Defendant argues the strength of the evidence related to the robbery and burglary charges led the jury to convict him of assault on "the basis of criminal propensity." To the contrary, there was ample evidence supporting the assault conviction. Balladares identified defendant as his attacker and identified a car belonging to defendant's mother as the car used during the assault. Defendant's mother testified defendant had borrowed her car on the day of the assault. Cuenca testified that defendant was a member of a criminal street gang and had a motive to commit the crime to further the gang's reputation. Considering this evidence, we do not believe evidence related to the robbery-related charges substantially affected the jury's verdict on the assault charges.

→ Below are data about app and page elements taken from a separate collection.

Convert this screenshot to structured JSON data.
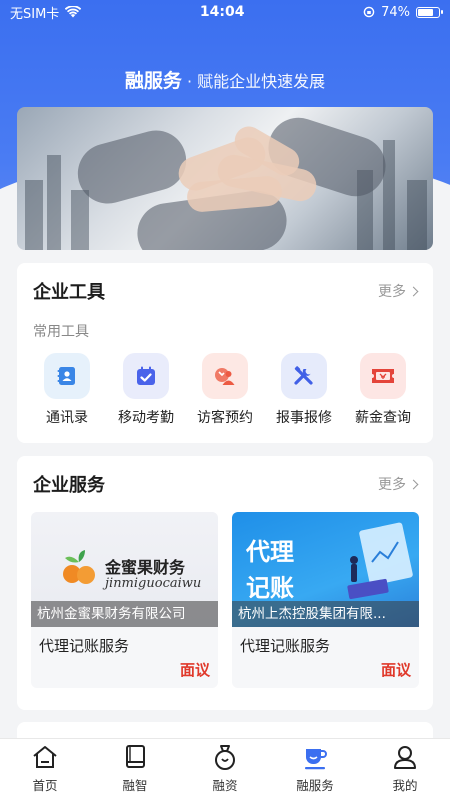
{
  "status": {
    "carrier": "无SIM卡",
    "time": "14:04",
    "battery": "74%",
    "battery_level": 0.74
  },
  "hero": {
    "title": "融服务",
    "subtitle": "· 赋能企业快速发展"
  },
  "tools_card": {
    "title": "企业工具",
    "more": "更多",
    "section_label": "常用工具",
    "items": [
      {
        "label": "通讯录",
        "icon": "contacts-icon",
        "bg": "#e6f1fb",
        "color": "#3a86e6"
      },
      {
        "label": "移动考勤",
        "icon": "calendar-check-icon",
        "bg": "#e9ecfb",
        "color": "#4a63ea"
      },
      {
        "label": "访客预约",
        "icon": "visitor-icon",
        "bg": "#fde8e4",
        "color": "#ec5a43"
      },
      {
        "label": "报事报修",
        "icon": "tools-icon",
        "bg": "#e6ebfb",
        "color": "#4160e6"
      },
      {
        "label": "薪金查询",
        "icon": "ticket-icon",
        "bg": "#fde6e4",
        "color": "#e4443a"
      }
    ]
  },
  "services_card": {
    "title": "企业服务",
    "more": "更多",
    "items": [
      {
        "logo_cn": "金蜜果财务",
        "logo_en": "jinmiguocaiwu",
        "company": "杭州金蜜果财务有限公司",
        "name": "代理记账服务",
        "price": "面议"
      },
      {
        "image_text_1": "代理",
        "image_text_2": "记账",
        "company": "杭州上杰控股集团有限...",
        "name": "代理记账服务",
        "price": "面议"
      }
    ]
  },
  "tabbar": {
    "items": [
      {
        "label": "首页",
        "icon": "home-icon"
      },
      {
        "label": "融智",
        "icon": "book-icon"
      },
      {
        "label": "融资",
        "icon": "money-bag-icon"
      },
      {
        "label": "融服务",
        "icon": "cup-icon",
        "active": true
      },
      {
        "label": "我的",
        "icon": "user-icon"
      }
    ]
  },
  "colors": {
    "brand_blue": "#3b6ff0",
    "price_red": "#e0392b"
  }
}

Defendant cites Bean v. Calderon (9th Cir. 1998) 163 F.3d 1073 to support his argument that joinder violated his right to due process. Bean v. Calderon is a case from the Ninth Circuit Court of Appeals and is not binding on this court. (People v. Uribe (2011) 199 Cal.App.4th 836, 875.) Further, prior to being heard by the Ninth Circuit, the case was first heard by the California Supreme Court in People v. Bean (1988) 46 Cal.3d 919. Unlike the Ninth Circuit, the Supreme Court ruled that joinder did not violate the defendant's right to due process. (Id. at p. 940.) The court found the evidence related to the charged offenses would not have been cross-admissible at separate trials (id. at p. 938), but also found the defendant did not carry the burden of showing a weak case was combined with a strong case or that one of the charged offenses was "particularly inflammatory in comparison to the other" (id. at p. 939). The court held there was substantial evidence suggesting the defendant had committed both crimes and neither was more inflammatory than the other. (Ibid.) The Supreme Court's ruling is binding on this court. (Auto Equity Sales, Inc. v. Superior Court, supra, 57 Cal.2d at p. 455.)

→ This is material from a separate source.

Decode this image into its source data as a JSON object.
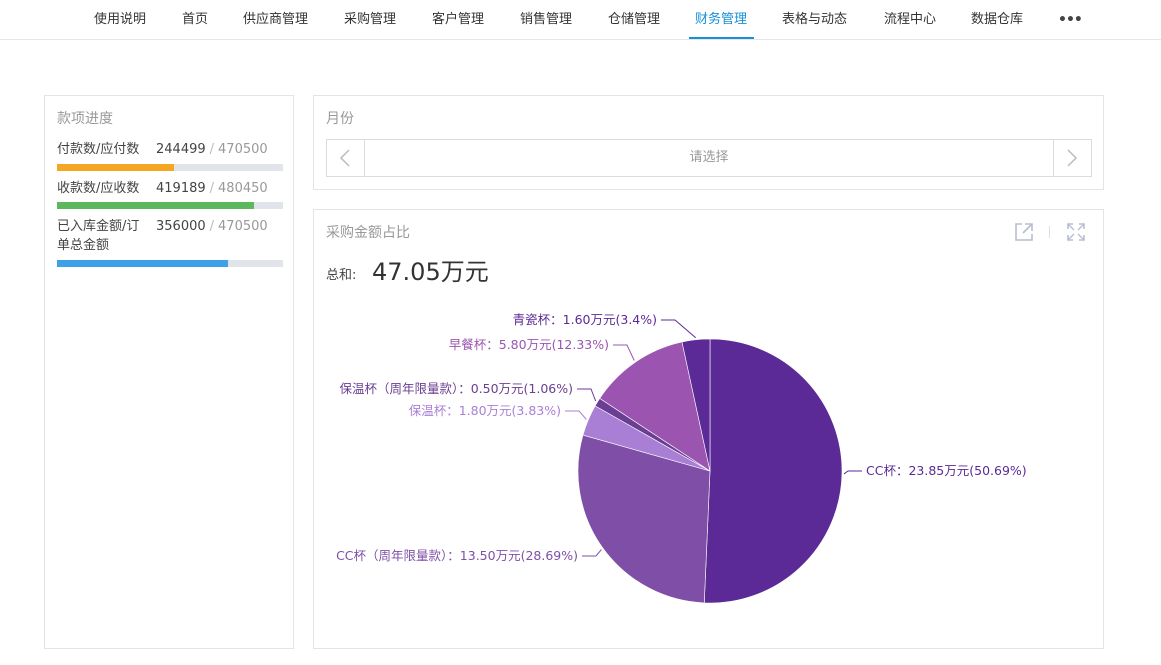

People v. Grant, supra, 113 Cal.App.4th at page 588, does not support defendant's argument. In People v. Grant, the Court of Appeal, Fourth Appellate District, Division Two, ruled that joinder violated a defendant's right to due process because (1) the evidence in support of the charged offenses would not have been cross-admissible in separate trials, (2) the prosecution improperly urged the jury to consider evidence relating to any of the charged offenses when determining the defendant's guilt on a particular charge, (3) the court did not instruct the jury it could not consider evidence related to other charged offenses when determining the defendant's guilt on a particular charged offense, and (4) the case for one of the charged offenses was substantially stronger than the case for the others. (Ibid.)
Only one of those factors is met here; as explained ante, none of the evidence related to the robbery and assault cases would have been cross-admissible. The prosecution did not argue that the jury could consider evidence related to the robbery and burglary charges when determining defendant's guilt on the assault charges. The court did issue limiting instructions informing the jury to consider each charge separately and informing the jury when and for what purpose gang evidence could be considered. The gang evidence instruction was issued prior to the direct examination of the witnesses presenting gang evidence and again before jury deliberations. Neither case was substantially stronger than the other.
Joinder did not have a substantial and injurious effect on the jury's verdict, and defendant was not deprived of his right to due process.
Having concluded there was no error, we necessarily conclude there was no cumulative error. (People v. Bolin (1998) 18 Cal.4th 297, 335.)
The judgment is affirmed.
FYBEL, J. WE CONCUR: BEDSWORTH, ACTING P. J. ARONSON, J.